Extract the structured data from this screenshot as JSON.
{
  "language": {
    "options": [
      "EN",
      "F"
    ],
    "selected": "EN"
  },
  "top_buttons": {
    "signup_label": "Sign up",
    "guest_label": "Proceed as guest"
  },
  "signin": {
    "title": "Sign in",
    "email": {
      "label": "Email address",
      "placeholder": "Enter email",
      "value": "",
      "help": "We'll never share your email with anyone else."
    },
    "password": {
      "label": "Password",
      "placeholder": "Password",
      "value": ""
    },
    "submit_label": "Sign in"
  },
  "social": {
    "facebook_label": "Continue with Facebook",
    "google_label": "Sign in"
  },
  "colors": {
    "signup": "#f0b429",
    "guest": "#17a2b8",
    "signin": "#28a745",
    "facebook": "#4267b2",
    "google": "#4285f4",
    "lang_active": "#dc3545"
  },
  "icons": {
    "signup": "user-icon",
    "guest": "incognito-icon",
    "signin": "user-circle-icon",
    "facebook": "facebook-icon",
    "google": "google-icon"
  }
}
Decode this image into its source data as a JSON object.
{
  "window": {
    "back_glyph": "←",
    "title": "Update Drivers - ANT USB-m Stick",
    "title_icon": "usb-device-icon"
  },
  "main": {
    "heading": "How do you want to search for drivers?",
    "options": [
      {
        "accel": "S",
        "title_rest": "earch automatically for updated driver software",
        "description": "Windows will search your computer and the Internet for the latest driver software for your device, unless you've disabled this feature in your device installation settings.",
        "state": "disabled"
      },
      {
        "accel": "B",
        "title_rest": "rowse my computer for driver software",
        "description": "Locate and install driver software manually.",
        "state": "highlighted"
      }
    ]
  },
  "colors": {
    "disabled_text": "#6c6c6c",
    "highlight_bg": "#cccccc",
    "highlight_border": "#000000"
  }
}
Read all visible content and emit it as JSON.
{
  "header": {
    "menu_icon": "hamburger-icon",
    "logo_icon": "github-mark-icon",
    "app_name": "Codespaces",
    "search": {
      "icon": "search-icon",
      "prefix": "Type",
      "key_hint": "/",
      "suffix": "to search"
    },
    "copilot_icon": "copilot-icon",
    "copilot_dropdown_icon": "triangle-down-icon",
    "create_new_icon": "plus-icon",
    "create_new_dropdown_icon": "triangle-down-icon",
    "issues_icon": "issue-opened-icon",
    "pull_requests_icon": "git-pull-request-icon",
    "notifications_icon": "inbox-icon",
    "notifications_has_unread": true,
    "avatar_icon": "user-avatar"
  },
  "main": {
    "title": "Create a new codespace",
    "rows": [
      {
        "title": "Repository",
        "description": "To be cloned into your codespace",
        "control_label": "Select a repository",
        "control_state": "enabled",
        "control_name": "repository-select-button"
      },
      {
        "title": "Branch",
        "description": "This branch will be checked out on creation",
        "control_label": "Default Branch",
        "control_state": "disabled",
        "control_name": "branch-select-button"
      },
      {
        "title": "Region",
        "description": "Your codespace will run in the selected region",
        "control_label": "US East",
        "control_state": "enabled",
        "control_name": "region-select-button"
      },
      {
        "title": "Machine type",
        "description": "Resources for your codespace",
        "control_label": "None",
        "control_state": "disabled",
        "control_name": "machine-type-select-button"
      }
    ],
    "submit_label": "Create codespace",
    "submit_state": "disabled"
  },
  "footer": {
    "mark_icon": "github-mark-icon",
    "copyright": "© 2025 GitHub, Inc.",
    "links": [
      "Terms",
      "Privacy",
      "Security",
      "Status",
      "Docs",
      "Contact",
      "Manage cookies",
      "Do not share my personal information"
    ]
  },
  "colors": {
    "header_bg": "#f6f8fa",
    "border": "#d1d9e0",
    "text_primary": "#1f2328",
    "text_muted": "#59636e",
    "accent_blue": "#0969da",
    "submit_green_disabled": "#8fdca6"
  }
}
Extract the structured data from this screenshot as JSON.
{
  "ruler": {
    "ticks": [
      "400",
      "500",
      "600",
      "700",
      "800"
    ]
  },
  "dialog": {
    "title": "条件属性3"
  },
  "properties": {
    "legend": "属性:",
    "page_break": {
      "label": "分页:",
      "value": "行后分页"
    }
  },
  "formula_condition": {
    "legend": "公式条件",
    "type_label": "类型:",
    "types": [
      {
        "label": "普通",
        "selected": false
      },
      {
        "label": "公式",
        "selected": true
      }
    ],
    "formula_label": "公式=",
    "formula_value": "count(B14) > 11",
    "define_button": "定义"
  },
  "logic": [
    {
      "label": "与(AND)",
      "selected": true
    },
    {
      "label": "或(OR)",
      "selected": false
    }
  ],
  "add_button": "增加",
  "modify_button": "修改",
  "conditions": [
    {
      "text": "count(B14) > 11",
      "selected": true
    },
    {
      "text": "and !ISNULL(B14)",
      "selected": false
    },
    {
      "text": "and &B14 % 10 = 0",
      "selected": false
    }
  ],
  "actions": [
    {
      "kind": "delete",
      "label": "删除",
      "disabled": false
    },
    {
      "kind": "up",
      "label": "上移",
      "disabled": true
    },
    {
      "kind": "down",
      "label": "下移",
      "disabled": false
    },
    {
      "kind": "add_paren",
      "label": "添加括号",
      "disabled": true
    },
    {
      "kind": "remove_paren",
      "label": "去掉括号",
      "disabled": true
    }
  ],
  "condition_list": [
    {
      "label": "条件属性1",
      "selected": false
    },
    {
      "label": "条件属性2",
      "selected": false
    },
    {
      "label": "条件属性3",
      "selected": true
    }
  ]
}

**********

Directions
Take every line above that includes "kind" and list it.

Finished task
      "kind": "delete",
      "kind": "up",
      "kind": "down",
      "kind": "add_paren",
      "kind": "remove_paren",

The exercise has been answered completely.